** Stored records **
+--

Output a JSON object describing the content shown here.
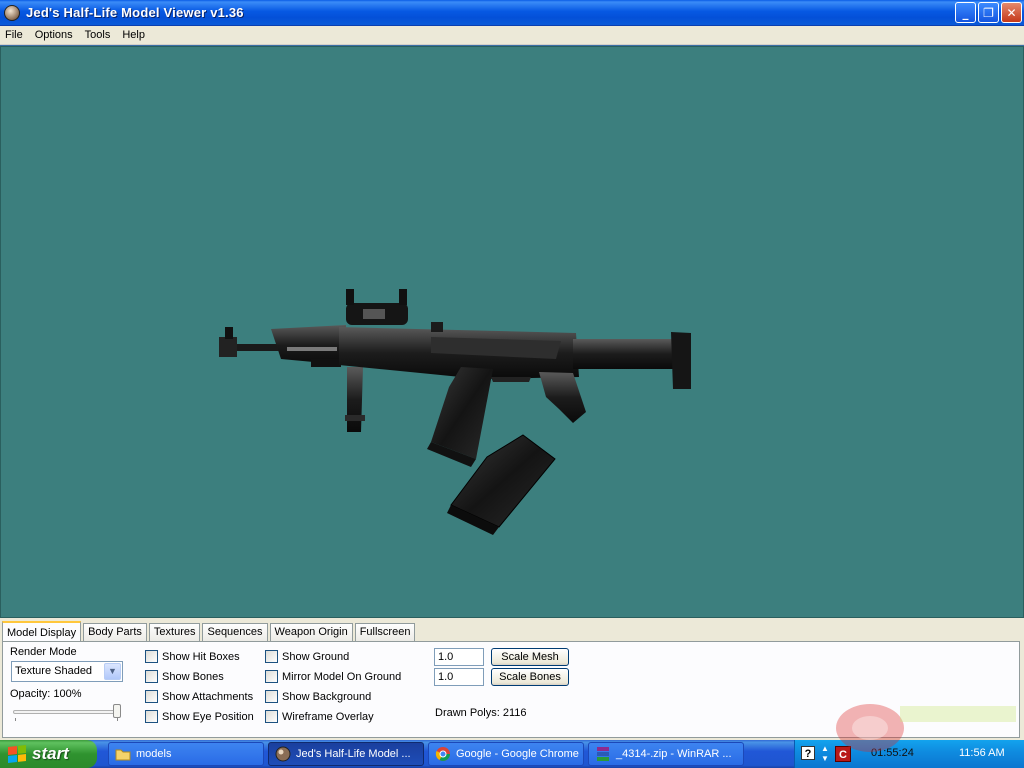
{
  "window": {
    "title": "Jed's Half-Life Model Viewer v1.36",
    "buttons": {
      "minimize": "_",
      "maximize": "❐",
      "close": "✕"
    }
  },
  "menu": [
    "File",
    "Options",
    "Tools",
    "Help"
  ],
  "viewport": {
    "background_color": "#3c7f7e",
    "model": "ak-47 rifle with scope and foregrip, detached magazine"
  },
  "tabs": [
    "Model Display",
    "Body Parts",
    "Textures",
    "Sequences",
    "Weapon Origin",
    "Fullscreen"
  ],
  "active_tab": "Model Display",
  "model_display": {
    "render_mode_label": "Render Mode",
    "render_mode_value": "Texture Shaded",
    "opacity_label": "Opacity: 100%",
    "opacity_value": 1.0,
    "checkboxes_col1": [
      "Show Hit Boxes",
      "Show Bones",
      "Show Attachments",
      "Show Eye Position"
    ],
    "checkboxes_col2": [
      "Show Ground",
      "Mirror Model On Ground",
      "Show Background",
      "Wireframe Overlay"
    ],
    "scale_mesh_value": "1.0",
    "scale_mesh_button": "Scale Mesh",
    "scale_bones_value": "1.0",
    "scale_bones_button": "Scale Bones",
    "drawn_polys": "Drawn Polys: 2116"
  },
  "taskbar": {
    "start_label": "start",
    "tasks": [
      {
        "label": "models",
        "icon": "folder-icon"
      },
      {
        "label": "Jed's Half-Life Model ...",
        "icon": "hlmv-icon"
      },
      {
        "label": "Google - Google Chrome",
        "icon": "chrome-icon"
      },
      {
        "label": "_4314-.zip - WinRAR ...",
        "icon": "winrar-icon"
      }
    ],
    "tray_timer": "01:55:24",
    "tray_clock": "11:56 AM"
  },
  "colors": {
    "titlebar": "#0a5ce6",
    "viewport": "#3c7f7e",
    "panel": "#ece9d8",
    "taskbar": "#245edb",
    "start": "#3c9b3c"
  }
}
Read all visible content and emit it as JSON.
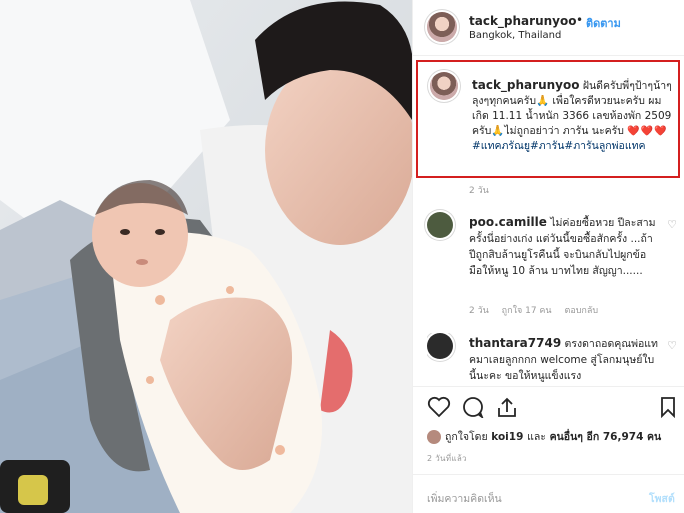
{
  "header": {
    "username": "tack_pharunyoo",
    "dot": "•",
    "follow_label": "ติดตาม",
    "location": "Bangkok, Thailand"
  },
  "caption": {
    "username": "tack_pharunyoo",
    "text": "ฝันดีครับพี่ๆป้าๆน้าๆลุงๆทุกคนครับ🙏 เพื่อใครดีหวยนะครับ ผมเกิด 11.11 น้ำหนัก 3366 เลขห้องพัก 2509 ครับ🙏ไม่ถูกอย่าว่า ภารัน นะครับ",
    "hearts": "❤️❤️❤️",
    "tags": "#แทคภรัณยู#ภารัน#ภารันลูกพ่อแทค",
    "time": "2 วัน"
  },
  "comments": [
    {
      "username": "poo.camille",
      "text": "ไม่ค่อยซื้อหวย ปีละสามครั้งนี่อย่างเก่ง แต่วันนี้ขอซื้อสักครั้ง ...ถ้าปีถูกสิบล้านยูโรคืนนี้ จะบินกลับไปผูกข้อมือให้หนู 10 ล้าน บาทไทย สัญญา......",
      "time": "2 วัน",
      "likes": "ถูกใจ 17 คน",
      "reply": "ตอบกลับ"
    },
    {
      "username": "thantara7749",
      "text": "ตรงดาถอดคุณพ่อแทคมาเลยลูกกกก welcome สู่โลกมนุษย์ใบนี้นะคะ ขอให้หนูแข็งแรง"
    }
  ],
  "likes_line": {
    "prefix": "ถูกใจโดย",
    "user": "koi19",
    "middle": "และ",
    "others": "คนอื่นๆ อีก 76,974 คน"
  },
  "post_time": "2 วันที่แล้ว",
  "add_comment": {
    "placeholder": "เพิ่มความคิดเห็น",
    "post_label": "โพสต์"
  },
  "icons": [
    "heart-icon",
    "comment-icon",
    "share-icon",
    "bookmark-icon"
  ],
  "colors": {
    "link": "#3897f0",
    "highlight_border": "#d41f1f",
    "heart": "#ed1f3b",
    "muted": "#999999"
  }
}
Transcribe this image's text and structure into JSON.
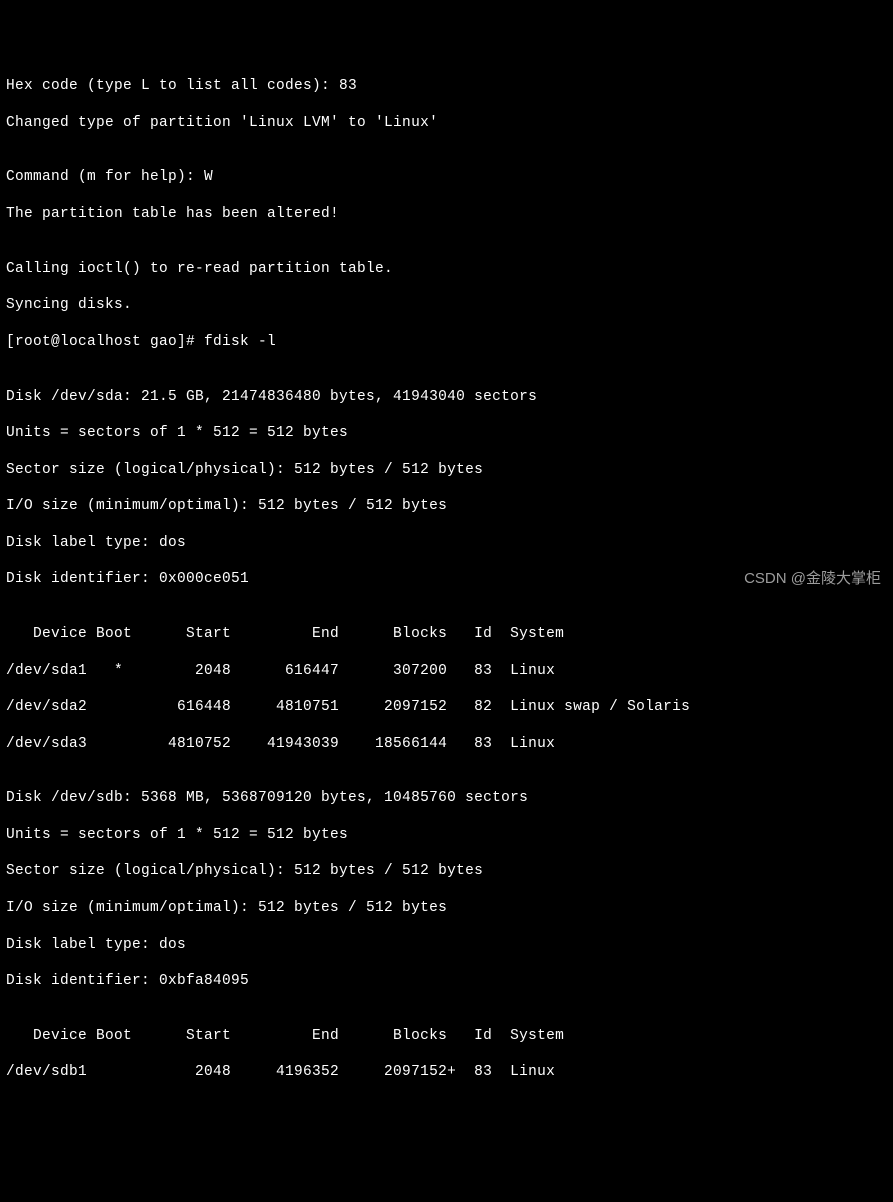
{
  "lines": {
    "l01": "Hex code (type L to list all codes): 83",
    "l02": "Changed type of partition 'Linux LVM' to 'Linux'",
    "l03": "",
    "l04": "Command (m for help): W",
    "l05": "The partition table has been altered!",
    "l06": "",
    "l07": "Calling ioctl() to re-read partition table.",
    "l08": "Syncing disks.",
    "l09": "[root@localhost gao]# fdisk -l",
    "l10": "",
    "l11": "Disk /dev/sda: 21.5 GB, 21474836480 bytes, 41943040 sectors",
    "l12": "Units = sectors of 1 * 512 = 512 bytes",
    "l13": "Sector size (logical/physical): 512 bytes / 512 bytes",
    "l14": "I/O size (minimum/optimal): 512 bytes / 512 bytes",
    "l15": "Disk label type: dos",
    "l16": "Disk identifier: 0x000ce051",
    "l17": "",
    "l18": "   Device Boot      Start         End      Blocks   Id  System",
    "l19": "/dev/sda1   *        2048      616447      307200   83  Linux",
    "l20": "/dev/sda2          616448     4810751     2097152   82  Linux swap / Solaris",
    "l21": "/dev/sda3         4810752    41943039    18566144   83  Linux",
    "l22": "",
    "l23": "Disk /dev/sdb: 5368 MB, 5368709120 bytes, 10485760 sectors",
    "l24": "Units = sectors of 1 * 512 = 512 bytes",
    "l25": "Sector size (logical/physical): 512 bytes / 512 bytes",
    "l26": "I/O size (minimum/optimal): 512 bytes / 512 bytes",
    "l27": "Disk label type: dos",
    "l28": "Disk identifier: 0xbfa84095",
    "l29": "",
    "l30": "   Device Boot      Start         End      Blocks   Id  System",
    "l31": "/dev/sdb1            2048     4196352     2097152+  83  Linux"
  },
  "watermark": "CSDN @金陵大掌柜"
}
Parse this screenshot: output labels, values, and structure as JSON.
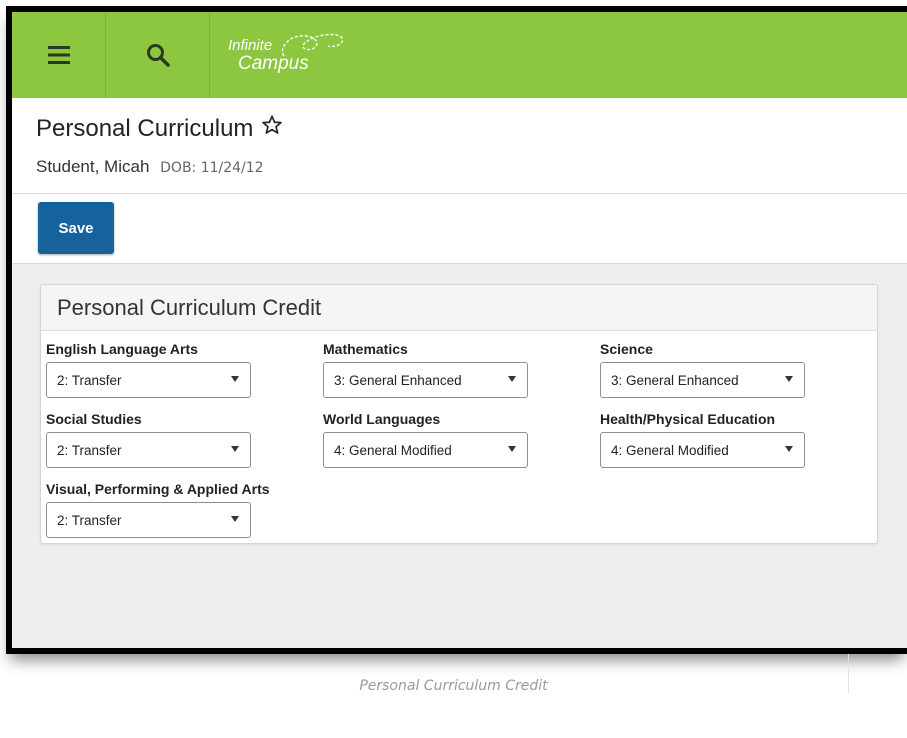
{
  "header": {
    "logo_line1": "Infinite",
    "logo_line2": "Campus",
    "brand_color": "#8dc63f",
    "menu_icon": "hamburger-icon",
    "search_icon": "search-icon"
  },
  "page": {
    "title": "Personal Curriculum",
    "student_name": "Student, Micah",
    "dob_label": "DOB: 11/24/12"
  },
  "toolbar": {
    "save_label": "Save",
    "save_color": "#16629c"
  },
  "card": {
    "title": "Personal Curriculum Credit",
    "fields": [
      {
        "label": "English Language Arts",
        "value": "2: Transfer"
      },
      {
        "label": "Mathematics",
        "value": "3: General Enhanced"
      },
      {
        "label": "Science",
        "value": "3: General Enhanced"
      },
      {
        "label": "Social Studies",
        "value": "2: Transfer"
      },
      {
        "label": "World Languages",
        "value": "4: General Modified"
      },
      {
        "label": "Health/Physical Education",
        "value": "4: General Modified"
      },
      {
        "label": "Visual, Performing & Applied Arts",
        "value": "2: Transfer"
      }
    ]
  },
  "caption": "Personal Curriculum Credit"
}
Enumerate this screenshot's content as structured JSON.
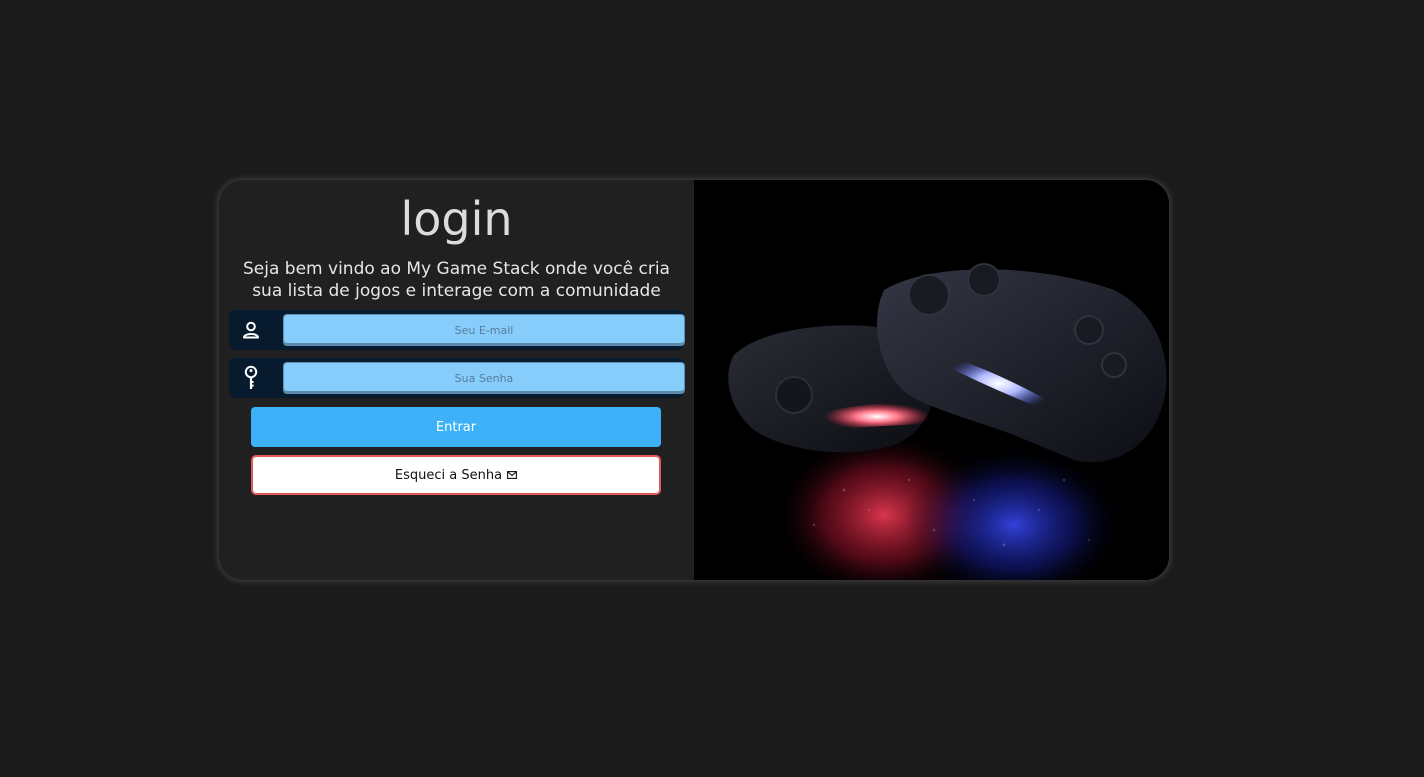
{
  "login": {
    "title": "login",
    "subtitle": "Seja bem vindo ao My Game Stack onde você cria sua lista de jogos e interage com a comunidade",
    "email": {
      "placeholder": "Seu E-mail",
      "value": "",
      "icon": "user-icon"
    },
    "password": {
      "placeholder": "Sua Senha",
      "value": "",
      "icon": "key-icon"
    },
    "enter_label": "Entrar",
    "forgot_label": "Esqueci a Senha",
    "forgot_icon": "mail-icon"
  },
  "colors": {
    "page_background": "#1b1b1b",
    "card_background": "#202020",
    "input_background": "#87cdfc",
    "field_background": "#081a2e",
    "primary_button": "#3cb1f7",
    "forgot_border": "#e05858"
  },
  "hero_image": {
    "subject": "game-controllers-image"
  }
}
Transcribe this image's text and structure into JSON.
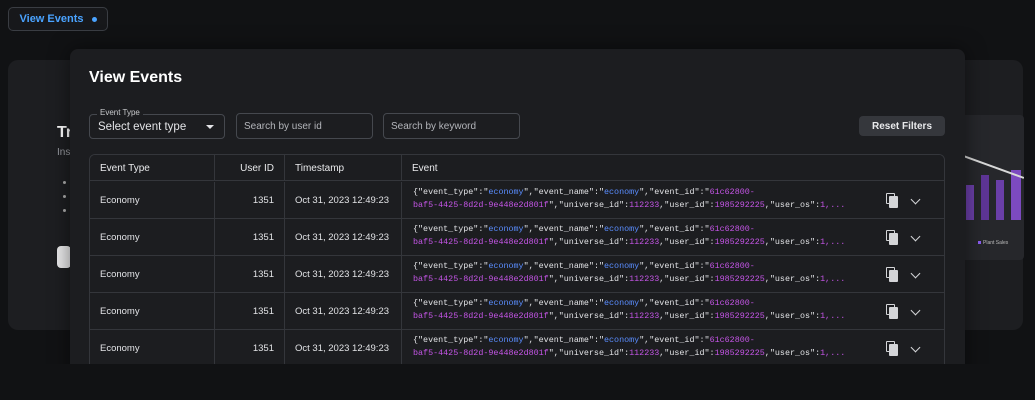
{
  "trigger": {
    "label": "View Events",
    "accent": "#4aa3ff"
  },
  "background": {
    "title": "Tr",
    "subtitle": "Ins",
    "chart_legend": "Plant Sales"
  },
  "modal": {
    "title": "View Events",
    "filters": {
      "event_type_label": "Event Type",
      "event_type_value": "Select event type",
      "user_placeholder": "Search by user id",
      "keyword_placeholder": "Search by keyword",
      "reset_label": "Reset Filters"
    },
    "table": {
      "columns": [
        "Event Type",
        "User ID",
        "Timestamp",
        "Event"
      ],
      "rows": [
        {
          "event_type": "Economy",
          "user_id": "1351",
          "timestamp": "Oct 31, 2023 12:49:23"
        },
        {
          "event_type": "Economy",
          "user_id": "1351",
          "timestamp": "Oct 31, 2023 12:49:23"
        },
        {
          "event_type": "Economy",
          "user_id": "1351",
          "timestamp": "Oct 31, 2023 12:49:23"
        },
        {
          "event_type": "Economy",
          "user_id": "1351",
          "timestamp": "Oct 31, 2023 12:49:23"
        },
        {
          "event_type": "Economy",
          "user_id": "1351",
          "timestamp": "Oct 31, 2023 12:49:23"
        }
      ],
      "event_json": {
        "event_type": "economy",
        "event_name": "economy",
        "event_id_1": "61c62800-",
        "event_id_2": "baf5-4425-8d2d-9e448e2d801f",
        "universe_id": "112233",
        "user_id": "1985292225",
        "user_os": "1,..."
      },
      "row_icons": [
        "copy-icon",
        "chevron-down-icon"
      ]
    }
  }
}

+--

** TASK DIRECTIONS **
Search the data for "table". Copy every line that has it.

** ANSWER **
    "l05": "The partition table has been altered!",
    "l07": "Calling ioctl() to re-read partition table.",
    "table": {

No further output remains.